• **WORK INSTRUCTION**: The entries follow. Please return all of them exactly.
▽
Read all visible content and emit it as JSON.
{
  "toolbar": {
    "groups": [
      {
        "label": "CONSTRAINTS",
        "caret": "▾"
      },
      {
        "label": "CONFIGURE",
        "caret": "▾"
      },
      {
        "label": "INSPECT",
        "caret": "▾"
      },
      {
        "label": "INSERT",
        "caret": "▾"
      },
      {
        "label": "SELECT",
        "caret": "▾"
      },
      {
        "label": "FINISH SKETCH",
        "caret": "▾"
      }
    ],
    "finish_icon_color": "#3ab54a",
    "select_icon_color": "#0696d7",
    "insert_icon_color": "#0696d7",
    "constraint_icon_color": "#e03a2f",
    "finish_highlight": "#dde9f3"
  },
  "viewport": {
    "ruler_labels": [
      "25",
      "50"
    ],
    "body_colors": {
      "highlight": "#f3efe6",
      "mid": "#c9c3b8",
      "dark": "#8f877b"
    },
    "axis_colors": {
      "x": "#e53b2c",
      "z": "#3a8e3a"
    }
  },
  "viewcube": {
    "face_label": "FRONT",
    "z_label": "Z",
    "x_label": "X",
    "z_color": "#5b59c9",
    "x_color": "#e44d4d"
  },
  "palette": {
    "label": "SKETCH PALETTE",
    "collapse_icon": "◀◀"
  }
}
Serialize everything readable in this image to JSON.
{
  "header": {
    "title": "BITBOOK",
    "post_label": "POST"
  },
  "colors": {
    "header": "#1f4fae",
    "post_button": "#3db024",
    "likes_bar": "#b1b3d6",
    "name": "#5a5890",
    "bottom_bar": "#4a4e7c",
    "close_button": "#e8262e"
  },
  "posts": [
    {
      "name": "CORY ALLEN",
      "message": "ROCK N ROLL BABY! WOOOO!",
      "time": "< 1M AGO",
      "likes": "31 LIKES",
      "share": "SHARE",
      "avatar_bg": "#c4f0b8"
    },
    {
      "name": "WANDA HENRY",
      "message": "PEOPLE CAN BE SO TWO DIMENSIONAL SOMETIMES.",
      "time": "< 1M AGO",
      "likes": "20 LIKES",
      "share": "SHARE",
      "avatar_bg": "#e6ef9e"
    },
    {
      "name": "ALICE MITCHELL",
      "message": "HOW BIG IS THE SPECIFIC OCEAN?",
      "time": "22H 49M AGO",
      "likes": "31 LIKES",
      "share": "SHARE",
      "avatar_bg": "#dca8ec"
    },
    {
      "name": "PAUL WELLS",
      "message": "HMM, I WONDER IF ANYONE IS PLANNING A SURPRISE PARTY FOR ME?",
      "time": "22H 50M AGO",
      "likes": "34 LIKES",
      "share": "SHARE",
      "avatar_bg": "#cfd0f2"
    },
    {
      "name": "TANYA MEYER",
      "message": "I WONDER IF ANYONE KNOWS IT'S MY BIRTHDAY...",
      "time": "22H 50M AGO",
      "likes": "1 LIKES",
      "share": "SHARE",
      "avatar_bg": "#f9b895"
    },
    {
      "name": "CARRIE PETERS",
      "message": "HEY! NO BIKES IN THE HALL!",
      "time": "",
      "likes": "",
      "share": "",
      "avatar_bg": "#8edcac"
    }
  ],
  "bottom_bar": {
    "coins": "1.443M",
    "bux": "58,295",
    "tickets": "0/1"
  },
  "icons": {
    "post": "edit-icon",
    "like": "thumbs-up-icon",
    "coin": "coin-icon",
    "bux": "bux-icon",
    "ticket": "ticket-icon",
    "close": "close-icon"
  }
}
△
• **RESPONSE BELOW**:
Read all visible content and emit it as JSON.
{
  "toolbar": {
    "groups": [
      {
        "label": "CONSTRAINTS",
        "caret": "▾"
      },
      {
        "label": "CONFIGURE",
        "caret": "▾"
      },
      {
        "label": "INSPECT",
        "caret": "▾"
      },
      {
        "label": "INSERT",
        "caret": "▾"
      },
      {
        "label": "SELECT",
        "caret": "▾"
      },
      {
        "label": "FINISH SKETCH",
        "caret": "▾"
      }
    ],
    "finish_icon_color": "#3ab54a",
    "select_icon_color": "#0696d7",
    "insert_icon_color": "#0696d7",
    "constraint_icon_color": "#e03a2f",
    "finish_highlight": "#dde9f3"
  },
  "viewport": {
    "ruler_labels": [
      "25",
      "50"
    ],
    "body_colors": {
      "highlight": "#f3efe6",
      "mid": "#c9c3b8",
      "dark": "#8f877b"
    },
    "axis_colors": {
      "x": "#e53b2c",
      "z": "#3a8e3a"
    }
  },
  "viewcube": {
    "face_label": "FRONT",
    "z_label": "Z",
    "x_label": "X",
    "z_color": "#5b59c9",
    "x_color": "#e44d4d"
  },
  "palette": {
    "label": "SKETCH PALETTE",
    "collapse_icon": "◀◀"
  }
}
Serialize everything readable in this image to JSON.
{
  "header": {
    "title": "BITBOOK",
    "post_label": "POST"
  },
  "colors": {
    "header": "#1f4fae",
    "post_button": "#3db024",
    "likes_bar": "#b1b3d6",
    "name": "#5a5890",
    "bottom_bar": "#4a4e7c",
    "close_button": "#e8262e"
  },
  "posts": [
    {
      "name": "CORY ALLEN",
      "message": "ROCK N ROLL BABY! WOOOO!",
      "time": "< 1M AGO",
      "likes": "31 LIKES",
      "share": "SHARE",
      "avatar_bg": "#c4f0b8"
    },
    {
      "name": "WANDA HENRY",
      "message": "PEOPLE CAN BE SO TWO DIMENSIONAL SOMETIMES.",
      "time": "< 1M AGO",
      "likes": "20 LIKES",
      "share": "SHARE",
      "avatar_bg": "#e6ef9e"
    },
    {
      "name": "ALICE MITCHELL",
      "message": "HOW BIG IS THE SPECIFIC OCEAN?",
      "time": "22H 49M AGO",
      "likes": "31 LIKES",
      "share": "SHARE",
      "avatar_bg": "#dca8ec"
    },
    {
      "name": "PAUL WELLS",
      "message": "HMM, I WONDER IF ANYONE IS PLANNING A SURPRISE PARTY FOR ME?",
      "time": "22H 50M AGO",
      "likes": "34 LIKES",
      "share": "SHARE",
      "avatar_bg": "#cfd0f2"
    },
    {
      "name": "TANYA MEYER",
      "message": "I WONDER IF ANYONE KNOWS IT'S MY BIRTHDAY...",
      "time": "22H 50M AGO",
      "likes": "1 LIKES",
      "share": "SHARE",
      "avatar_bg": "#f9b895"
    },
    {
      "name": "CARRIE PETERS",
      "message": "HEY! NO BIKES IN THE HALL!",
      "time": "",
      "likes": "",
      "share": "",
      "avatar_bg": "#8edcac"
    }
  ],
  "bottom_bar": {
    "coins": "1.443M",
    "bux": "58,295",
    "tickets": "0/1"
  },
  "icons": {
    "post": "edit-icon",
    "like": "thumbs-up-icon",
    "coin": "coin-icon",
    "bux": "bux-icon",
    "ticket": "ticket-icon",
    "close": "close-icon"
  }
}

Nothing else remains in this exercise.